Roethlisberger rejects new helmet
"The Revolution" has been rejected by Big Ben.
After further review, Steelers quarterback Ben Roethlisberger won't be experimenting with the Riddell Revolution helmet, as he had initially intended in training camp.
Instead, he'll be sticking with his standard Riddell VSR 4.
"We tried it on, and we didn't like it," Roethlisberger said of the Revolution. "You have to look almost through the face mask.
"My vision is a lot smaller, so we're just going to stay with (the one he's been using)."
The Revolution's protection extends an additional 3 to 4 inches around the jaw on each side, Steelers equipment manager Rodgers Freyvogel said.
Linebackers Joey Porter and James Farrior and nose tackle Casey Hampton are among current Steelers who have switched to the Revolution since its introduction two seasons ago.
"No helmets can prevent concussions," Freyvogel said. "This is one that they made that they think is the best at preventing concussions."
Indianapolis Colts quarterback Payton Manning also wears the Revolution.
"He's really, really comfortable in that VSR 4," Freyvogel said of Roethlisberger. "And he's the one that has to go out there and play."
Steelers coach Bill Cowher is content to let Roethlisberger make his own call to wear what he prefers.
"If he's happy, I'm happy," Cowher said.
Roethlisberger required seven hours of facial reconstruction after his involvement in a motorcycle accident June 12.
"The best protection isn't the newest technology in helmets or shoulder pads; It's my offensive line," Roethlisberger said. "Those guys are the best in the business. I'm a lucky guy."
Roethlisberger hasn't attached a chin strap to his VSR 4 yet.
"No point," he said. "Just like my rib pads, I don't put my rib pads on until game time."
Show commenting policy
TribLive commenting policy
You are solely responsible for your comments and by using TribLive.com you agree to our Terms of Service.
We moderate comments. Our goal is to provide substantive commentary for a general readership. By screening submissions, we provide a space where readers can share intelligent and informed commentary that enhances the quality of our news and information.
While most comments will be posted if they are on-topic and not abusive, moderating decisions are subjective. We will make them as carefully and consistently as we can. Because of the volume of reader comments, we cannot review individual moderation decisions with readers.
We value thoughtful comments representing a range of views that make their point quickly and politely.
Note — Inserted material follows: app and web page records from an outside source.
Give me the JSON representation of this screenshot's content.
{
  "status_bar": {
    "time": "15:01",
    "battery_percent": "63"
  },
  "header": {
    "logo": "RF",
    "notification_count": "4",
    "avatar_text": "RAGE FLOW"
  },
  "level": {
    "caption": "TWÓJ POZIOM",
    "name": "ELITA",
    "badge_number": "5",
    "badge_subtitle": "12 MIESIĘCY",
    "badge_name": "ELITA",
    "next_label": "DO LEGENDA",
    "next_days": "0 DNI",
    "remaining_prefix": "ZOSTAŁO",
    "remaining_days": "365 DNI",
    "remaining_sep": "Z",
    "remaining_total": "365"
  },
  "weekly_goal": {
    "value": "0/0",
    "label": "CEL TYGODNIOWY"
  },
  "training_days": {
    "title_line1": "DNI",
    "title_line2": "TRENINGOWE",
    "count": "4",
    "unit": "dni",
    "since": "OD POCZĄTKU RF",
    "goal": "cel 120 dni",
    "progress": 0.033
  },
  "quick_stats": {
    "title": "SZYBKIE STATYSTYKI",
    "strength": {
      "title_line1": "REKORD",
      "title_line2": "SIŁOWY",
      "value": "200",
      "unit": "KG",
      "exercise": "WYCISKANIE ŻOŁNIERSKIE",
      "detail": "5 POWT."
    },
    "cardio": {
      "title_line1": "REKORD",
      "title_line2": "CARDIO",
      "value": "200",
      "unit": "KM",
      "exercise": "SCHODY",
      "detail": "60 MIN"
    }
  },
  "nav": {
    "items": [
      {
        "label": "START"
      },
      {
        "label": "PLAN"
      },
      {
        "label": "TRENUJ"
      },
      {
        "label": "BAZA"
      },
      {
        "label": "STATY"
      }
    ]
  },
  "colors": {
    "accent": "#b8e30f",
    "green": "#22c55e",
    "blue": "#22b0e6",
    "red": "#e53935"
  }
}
We make an effort to protect discussions from repeated comments either by the same reader or different readers.
We follow the same standards for taste as the daily newspaper. A few things we won't tolerate: personal attacks, obscenity, vulgarity, profanity (including expletives and letters followed by dashes), commercial promotion, impersonations, incoherence, proselytizing and SHOUTING. Don't include URLs to Web sites.
We do not edit comments. They are either approved or deleted. We reserve the right to edit a comment that is quoted or excerpted in an article. In this case, we may fix spelling and punctuation.
We welcome strong opinions and criticism of our work, but we don't want comments to become bogged down with discussions of our policies and we will moderate accordingly.
We appreciate it when readers and people quoted in articles or blog posts point out errors of fact or emphasis and will investigate all assertions. But these suggestions should be sent via e-mail. To avoid distracting other readers, we won't publish comments that suggest a correction. Instead, corrections will be made in a blog post or in an article.